• Task objective
In the data below, find each line that contains the word "بنات" and copy it.

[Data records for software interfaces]

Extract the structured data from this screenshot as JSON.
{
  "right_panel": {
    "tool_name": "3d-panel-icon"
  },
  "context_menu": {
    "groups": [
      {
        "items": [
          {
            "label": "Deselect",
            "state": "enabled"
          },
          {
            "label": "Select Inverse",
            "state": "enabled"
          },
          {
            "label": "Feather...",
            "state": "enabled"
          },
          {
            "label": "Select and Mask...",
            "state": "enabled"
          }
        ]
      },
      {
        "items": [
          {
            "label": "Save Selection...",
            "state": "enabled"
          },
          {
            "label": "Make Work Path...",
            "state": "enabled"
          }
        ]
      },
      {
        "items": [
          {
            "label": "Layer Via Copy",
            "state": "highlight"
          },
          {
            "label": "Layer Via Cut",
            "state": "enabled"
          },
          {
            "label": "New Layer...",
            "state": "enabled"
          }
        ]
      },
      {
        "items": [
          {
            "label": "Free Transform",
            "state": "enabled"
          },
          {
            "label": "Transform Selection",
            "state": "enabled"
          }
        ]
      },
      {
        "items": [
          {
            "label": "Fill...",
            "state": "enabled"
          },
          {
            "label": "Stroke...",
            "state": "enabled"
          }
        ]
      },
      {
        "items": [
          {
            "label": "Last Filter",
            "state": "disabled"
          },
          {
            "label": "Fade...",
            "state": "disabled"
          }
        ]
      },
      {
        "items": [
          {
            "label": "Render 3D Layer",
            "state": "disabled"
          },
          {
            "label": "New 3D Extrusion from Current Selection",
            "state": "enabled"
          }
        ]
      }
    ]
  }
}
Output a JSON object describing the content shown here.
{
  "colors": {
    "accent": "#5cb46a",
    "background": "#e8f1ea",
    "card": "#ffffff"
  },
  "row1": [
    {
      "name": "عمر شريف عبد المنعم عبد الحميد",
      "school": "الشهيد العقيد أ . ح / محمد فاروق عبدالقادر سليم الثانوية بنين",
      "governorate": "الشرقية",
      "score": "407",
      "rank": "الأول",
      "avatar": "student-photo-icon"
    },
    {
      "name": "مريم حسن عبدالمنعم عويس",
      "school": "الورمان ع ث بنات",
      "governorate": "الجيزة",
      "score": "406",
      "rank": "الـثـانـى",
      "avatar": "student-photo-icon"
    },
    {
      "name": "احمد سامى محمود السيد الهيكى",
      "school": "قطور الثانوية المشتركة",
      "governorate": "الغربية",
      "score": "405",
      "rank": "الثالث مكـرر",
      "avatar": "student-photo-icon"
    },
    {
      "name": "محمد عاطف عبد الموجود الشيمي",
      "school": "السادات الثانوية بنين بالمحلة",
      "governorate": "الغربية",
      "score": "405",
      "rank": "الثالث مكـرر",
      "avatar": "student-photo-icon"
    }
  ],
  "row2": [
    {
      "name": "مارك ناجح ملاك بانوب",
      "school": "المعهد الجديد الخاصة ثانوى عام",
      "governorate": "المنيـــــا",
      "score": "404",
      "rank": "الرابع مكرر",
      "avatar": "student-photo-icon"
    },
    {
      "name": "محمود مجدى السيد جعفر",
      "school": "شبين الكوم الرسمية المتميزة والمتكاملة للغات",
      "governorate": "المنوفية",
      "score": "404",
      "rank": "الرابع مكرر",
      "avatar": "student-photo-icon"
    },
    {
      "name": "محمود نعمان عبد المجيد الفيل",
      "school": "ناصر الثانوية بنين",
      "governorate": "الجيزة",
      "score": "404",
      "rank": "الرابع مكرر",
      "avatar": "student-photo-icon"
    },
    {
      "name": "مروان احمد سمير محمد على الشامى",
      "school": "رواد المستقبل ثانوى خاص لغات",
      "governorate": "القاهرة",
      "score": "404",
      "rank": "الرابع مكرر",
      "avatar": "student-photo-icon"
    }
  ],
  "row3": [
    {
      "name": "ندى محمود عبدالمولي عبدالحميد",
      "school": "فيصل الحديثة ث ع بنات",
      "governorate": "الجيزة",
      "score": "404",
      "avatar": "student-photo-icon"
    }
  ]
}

• Solution to the problem
      "school": "الورمان ع ث بنات",
      "school": "فيصل الحديثة ث ع بنات",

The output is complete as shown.